# [Task requirements]
Your answer should consist of the lines below that hold the word "this".

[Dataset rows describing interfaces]

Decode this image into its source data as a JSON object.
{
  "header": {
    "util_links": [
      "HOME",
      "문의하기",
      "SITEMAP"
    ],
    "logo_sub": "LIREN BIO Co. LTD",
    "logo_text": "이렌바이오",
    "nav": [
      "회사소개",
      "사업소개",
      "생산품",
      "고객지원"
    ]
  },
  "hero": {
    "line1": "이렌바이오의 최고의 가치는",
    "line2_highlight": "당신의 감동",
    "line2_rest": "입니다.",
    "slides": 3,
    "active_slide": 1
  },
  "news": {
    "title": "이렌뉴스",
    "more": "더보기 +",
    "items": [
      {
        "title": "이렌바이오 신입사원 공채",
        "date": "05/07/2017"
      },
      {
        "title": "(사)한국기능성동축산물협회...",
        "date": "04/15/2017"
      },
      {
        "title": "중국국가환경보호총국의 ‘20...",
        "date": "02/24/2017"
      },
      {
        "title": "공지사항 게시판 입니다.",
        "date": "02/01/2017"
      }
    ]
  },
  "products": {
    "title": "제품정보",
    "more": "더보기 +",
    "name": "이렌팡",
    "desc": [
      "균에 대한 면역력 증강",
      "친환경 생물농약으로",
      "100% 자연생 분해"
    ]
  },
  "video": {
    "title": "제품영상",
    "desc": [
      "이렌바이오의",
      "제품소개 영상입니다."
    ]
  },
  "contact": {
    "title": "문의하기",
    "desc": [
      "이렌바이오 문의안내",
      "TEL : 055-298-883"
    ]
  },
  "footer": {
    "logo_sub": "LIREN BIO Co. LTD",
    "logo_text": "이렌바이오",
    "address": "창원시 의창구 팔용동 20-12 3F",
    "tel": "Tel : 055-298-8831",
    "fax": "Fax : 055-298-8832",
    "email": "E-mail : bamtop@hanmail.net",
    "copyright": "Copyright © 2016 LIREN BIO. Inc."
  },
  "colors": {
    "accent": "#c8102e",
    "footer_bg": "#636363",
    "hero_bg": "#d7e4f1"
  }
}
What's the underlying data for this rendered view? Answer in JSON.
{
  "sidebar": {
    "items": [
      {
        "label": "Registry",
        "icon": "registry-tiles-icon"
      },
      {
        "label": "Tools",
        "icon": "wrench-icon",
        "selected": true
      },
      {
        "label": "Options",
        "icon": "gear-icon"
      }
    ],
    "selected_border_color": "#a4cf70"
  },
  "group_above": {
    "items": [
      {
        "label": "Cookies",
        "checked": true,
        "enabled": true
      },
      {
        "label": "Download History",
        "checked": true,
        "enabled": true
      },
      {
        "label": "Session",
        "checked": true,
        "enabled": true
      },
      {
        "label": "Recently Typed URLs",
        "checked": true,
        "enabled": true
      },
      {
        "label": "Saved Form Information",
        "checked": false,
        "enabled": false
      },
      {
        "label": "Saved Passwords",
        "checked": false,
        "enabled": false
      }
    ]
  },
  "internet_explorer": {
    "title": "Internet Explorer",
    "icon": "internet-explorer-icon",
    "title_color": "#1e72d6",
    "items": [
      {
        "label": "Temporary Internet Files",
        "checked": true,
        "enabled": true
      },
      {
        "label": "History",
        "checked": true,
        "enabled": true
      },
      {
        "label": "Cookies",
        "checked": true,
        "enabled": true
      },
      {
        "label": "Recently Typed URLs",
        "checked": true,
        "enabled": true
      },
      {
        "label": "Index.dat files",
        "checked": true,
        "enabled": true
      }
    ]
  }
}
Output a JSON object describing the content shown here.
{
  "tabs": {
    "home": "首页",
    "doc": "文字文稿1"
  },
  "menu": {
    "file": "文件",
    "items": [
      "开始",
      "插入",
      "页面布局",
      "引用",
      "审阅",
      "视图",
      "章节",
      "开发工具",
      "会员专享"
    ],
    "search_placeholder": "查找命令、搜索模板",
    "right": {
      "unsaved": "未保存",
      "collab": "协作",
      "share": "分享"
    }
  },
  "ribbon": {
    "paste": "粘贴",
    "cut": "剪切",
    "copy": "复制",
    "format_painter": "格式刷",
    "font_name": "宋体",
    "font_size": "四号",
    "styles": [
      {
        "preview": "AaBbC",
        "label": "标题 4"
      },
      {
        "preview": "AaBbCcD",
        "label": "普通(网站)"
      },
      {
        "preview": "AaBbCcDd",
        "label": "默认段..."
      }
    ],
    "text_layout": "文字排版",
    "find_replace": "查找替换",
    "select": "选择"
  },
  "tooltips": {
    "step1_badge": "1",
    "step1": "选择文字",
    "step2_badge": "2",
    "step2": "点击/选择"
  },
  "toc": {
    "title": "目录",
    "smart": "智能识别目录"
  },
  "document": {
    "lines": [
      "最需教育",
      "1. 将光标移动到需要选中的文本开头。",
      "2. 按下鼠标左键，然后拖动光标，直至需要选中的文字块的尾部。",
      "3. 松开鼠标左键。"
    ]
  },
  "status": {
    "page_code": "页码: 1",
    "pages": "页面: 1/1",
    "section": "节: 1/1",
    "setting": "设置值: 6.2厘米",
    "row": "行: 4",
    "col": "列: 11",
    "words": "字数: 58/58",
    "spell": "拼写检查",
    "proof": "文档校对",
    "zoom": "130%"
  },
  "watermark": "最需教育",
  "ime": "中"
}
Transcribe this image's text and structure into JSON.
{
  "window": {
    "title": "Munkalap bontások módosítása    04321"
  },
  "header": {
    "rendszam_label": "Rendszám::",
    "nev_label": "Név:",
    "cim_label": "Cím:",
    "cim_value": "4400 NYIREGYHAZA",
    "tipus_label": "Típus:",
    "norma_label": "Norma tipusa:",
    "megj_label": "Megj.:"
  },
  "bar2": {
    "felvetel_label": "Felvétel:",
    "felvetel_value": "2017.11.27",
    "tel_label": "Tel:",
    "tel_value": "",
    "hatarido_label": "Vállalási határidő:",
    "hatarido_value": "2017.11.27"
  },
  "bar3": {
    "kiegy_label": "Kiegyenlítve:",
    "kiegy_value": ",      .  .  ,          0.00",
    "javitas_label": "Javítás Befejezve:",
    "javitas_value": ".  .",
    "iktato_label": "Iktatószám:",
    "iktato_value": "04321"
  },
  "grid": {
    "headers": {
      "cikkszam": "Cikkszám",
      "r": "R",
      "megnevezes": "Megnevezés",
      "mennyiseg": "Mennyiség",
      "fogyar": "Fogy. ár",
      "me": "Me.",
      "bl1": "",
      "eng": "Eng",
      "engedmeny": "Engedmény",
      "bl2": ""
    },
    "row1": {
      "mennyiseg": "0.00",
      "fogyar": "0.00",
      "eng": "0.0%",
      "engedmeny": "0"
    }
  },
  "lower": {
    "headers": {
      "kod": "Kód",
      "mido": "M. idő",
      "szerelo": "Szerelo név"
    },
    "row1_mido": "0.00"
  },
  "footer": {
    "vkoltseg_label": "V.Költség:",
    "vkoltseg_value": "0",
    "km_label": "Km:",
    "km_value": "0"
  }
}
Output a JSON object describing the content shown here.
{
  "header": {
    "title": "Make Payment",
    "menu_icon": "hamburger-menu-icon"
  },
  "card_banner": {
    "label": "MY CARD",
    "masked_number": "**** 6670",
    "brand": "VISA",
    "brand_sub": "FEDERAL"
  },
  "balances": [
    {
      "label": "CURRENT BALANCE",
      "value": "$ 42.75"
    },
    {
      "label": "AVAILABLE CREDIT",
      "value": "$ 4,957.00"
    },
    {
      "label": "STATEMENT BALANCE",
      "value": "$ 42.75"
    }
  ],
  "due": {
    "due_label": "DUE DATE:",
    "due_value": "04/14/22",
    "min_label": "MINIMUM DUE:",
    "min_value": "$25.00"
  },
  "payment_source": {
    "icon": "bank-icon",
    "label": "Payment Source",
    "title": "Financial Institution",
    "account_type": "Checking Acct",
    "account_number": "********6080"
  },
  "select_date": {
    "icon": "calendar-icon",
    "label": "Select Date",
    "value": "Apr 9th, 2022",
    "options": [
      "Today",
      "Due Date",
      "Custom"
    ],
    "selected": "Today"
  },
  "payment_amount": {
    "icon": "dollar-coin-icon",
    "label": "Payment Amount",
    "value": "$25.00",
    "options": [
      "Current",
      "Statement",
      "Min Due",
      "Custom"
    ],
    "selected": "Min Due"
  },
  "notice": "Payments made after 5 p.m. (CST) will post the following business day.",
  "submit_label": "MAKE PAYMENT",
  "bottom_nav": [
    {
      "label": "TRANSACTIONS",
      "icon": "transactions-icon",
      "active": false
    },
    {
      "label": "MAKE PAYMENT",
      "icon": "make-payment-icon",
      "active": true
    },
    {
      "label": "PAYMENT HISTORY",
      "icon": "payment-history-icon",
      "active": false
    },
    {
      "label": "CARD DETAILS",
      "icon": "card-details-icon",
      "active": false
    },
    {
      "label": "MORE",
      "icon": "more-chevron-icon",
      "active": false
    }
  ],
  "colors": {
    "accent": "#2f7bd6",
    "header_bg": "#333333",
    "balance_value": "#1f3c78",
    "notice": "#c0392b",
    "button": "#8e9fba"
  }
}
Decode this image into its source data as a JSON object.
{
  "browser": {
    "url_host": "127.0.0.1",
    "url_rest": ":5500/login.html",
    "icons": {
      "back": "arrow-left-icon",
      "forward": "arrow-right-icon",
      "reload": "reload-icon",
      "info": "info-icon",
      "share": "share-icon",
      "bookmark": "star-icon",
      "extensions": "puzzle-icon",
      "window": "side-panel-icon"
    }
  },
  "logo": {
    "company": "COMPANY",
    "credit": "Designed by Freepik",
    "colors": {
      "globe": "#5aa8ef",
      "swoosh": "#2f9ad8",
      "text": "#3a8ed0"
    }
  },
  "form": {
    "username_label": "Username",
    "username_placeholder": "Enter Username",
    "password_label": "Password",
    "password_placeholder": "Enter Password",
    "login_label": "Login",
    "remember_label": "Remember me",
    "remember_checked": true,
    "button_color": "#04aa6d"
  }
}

# [Task output]
Decode this image into its source data as a JSON object.
What's the underlying data for this rendered view? Answer in JSON.
Transcribe this image's text and structure into JSON.
Decode this image into its source data as a JSON object.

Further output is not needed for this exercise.